Updated: 6 days ago
Have you ever written a letter to a politician? Okay, I know nobody writes actual letters anymore, at least not the type that don't involve electronic data transmission of some type. But I'm talking about the old days, when people used cursive and licked stamps and paid attention to penmanship.
If you ever have composed and sent such a missive, have you ever wondered what happened to it? Say you dashed off a note to the president. Did you picture him (because we're still waiting on the first woman chief executive) tearing into the envelope and settling into a presidential easy chair with a glass of bourbon to read your sage advice? When he finished, did he toss it into the presidential trash or hand it off to an aide to preserve it for posterity? Maybe you imagined Ronald Reagan downing his bourbon, calling Nancy into the room, and saying, "Mommy [yes, he called her that], come hear what my friend Bob in Gatesville has to say about that Iran-Contra mess."
All this is to say that I have written several letters to politicians over the years. I even received a reply once from Bush the Younger when he was governor of Texas explaining why state lotteries are good and Indian casinos are bad. Not that I understood the logic, but hey, at least he tried.
My most memorable letter to a prominent politician wasn't really even a letter; it was a piece of junk mail I received from Rick Perry's gubernatorial re-election campaign. I think because I am a physician, and because physicians historically have leaned to the right, I find a lot of Republican fund raising appeals in my mailbox. The one from Rick Perry for some reason annoyed me enough that I took out a pen and scrawled this helpful piece of advice: "Better brush up on the old resume, Rick, because come November you'll be looking for a new job." I stuck it in the prepaid envelope, mailed it, and promptly forgot about it.
Now, Rick Perry almost certainly did not read my note to his wife over a glass of bourbon. In fact, I'd bet a good amount he never even saw it. But somebody opened it and, rather than discarding it, filed it away. Not long thereafter, I surmise a reporter for the Austin American-Statesman came across it because, one morning as I munched my Wheaties I opened the newspaper to see my name on the front page. It was printed beneath a quote from something I had written: i.e., the friendly job advice I had sent Governor Perry several weeks earlier. For the next few days every one of my colleagues and quite a few of my patients mentioned it, usually just before breaking out in laughter. I chose to believe they were laughing with me.

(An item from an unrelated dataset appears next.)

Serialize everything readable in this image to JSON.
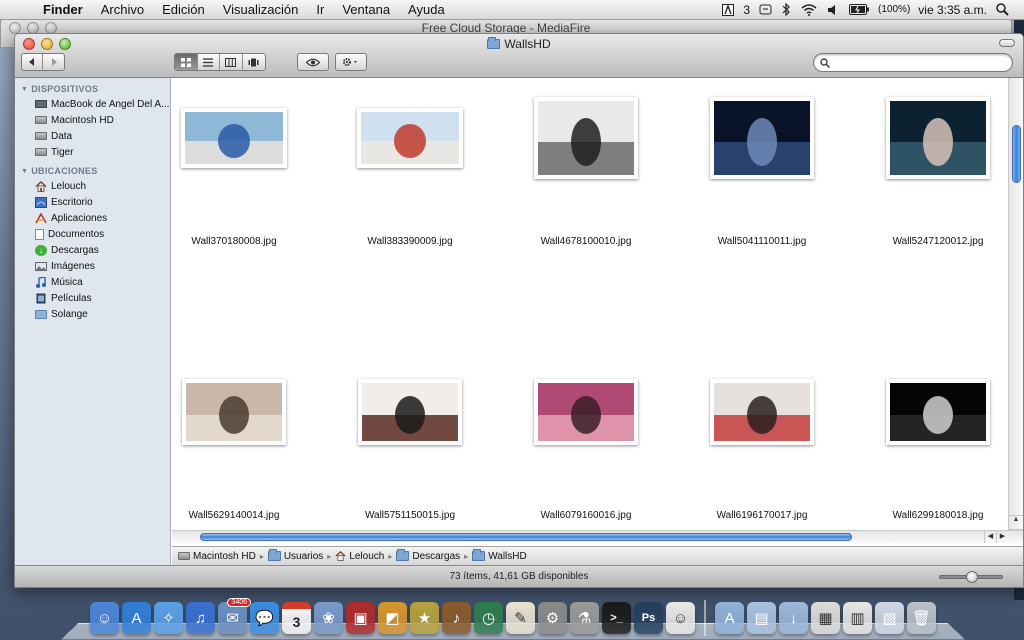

So, the next time you are tempted to dash off a sarcastic note to a prominent public servant be aware that somebody indeed will read it and file it away. Most likely, that act will bury it forever but, if you're lucky like me, you'll be a star.